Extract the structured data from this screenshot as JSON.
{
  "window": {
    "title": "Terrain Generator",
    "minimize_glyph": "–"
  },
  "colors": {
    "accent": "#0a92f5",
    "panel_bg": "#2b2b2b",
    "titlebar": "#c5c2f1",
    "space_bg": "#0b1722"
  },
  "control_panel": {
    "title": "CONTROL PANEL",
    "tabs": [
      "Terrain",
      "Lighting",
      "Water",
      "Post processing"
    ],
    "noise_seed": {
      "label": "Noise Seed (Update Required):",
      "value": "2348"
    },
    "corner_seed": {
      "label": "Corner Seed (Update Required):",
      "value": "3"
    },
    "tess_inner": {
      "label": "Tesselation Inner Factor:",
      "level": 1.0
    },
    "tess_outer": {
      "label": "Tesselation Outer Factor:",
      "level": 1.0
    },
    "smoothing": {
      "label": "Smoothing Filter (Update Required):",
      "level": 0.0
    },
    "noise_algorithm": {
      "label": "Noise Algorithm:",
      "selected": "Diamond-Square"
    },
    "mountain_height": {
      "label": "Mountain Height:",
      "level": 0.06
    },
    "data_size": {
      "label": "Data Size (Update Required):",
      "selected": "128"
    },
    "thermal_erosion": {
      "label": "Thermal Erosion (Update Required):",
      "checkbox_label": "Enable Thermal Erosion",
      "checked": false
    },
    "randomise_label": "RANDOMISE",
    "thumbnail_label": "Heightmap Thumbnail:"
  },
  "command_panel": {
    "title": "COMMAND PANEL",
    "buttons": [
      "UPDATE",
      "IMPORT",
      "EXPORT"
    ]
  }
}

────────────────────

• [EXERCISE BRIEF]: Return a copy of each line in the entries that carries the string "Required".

• [RESPONSE AREA]:
      "label": "Noise Seed (Update Required):",
      "label": "Corner Seed (Update Required):",
      "label": "Smoothing Filter (Update Required):",
      "label": "Data Size (Update Required):",
      "label": "Thermal Erosion (Update Required):",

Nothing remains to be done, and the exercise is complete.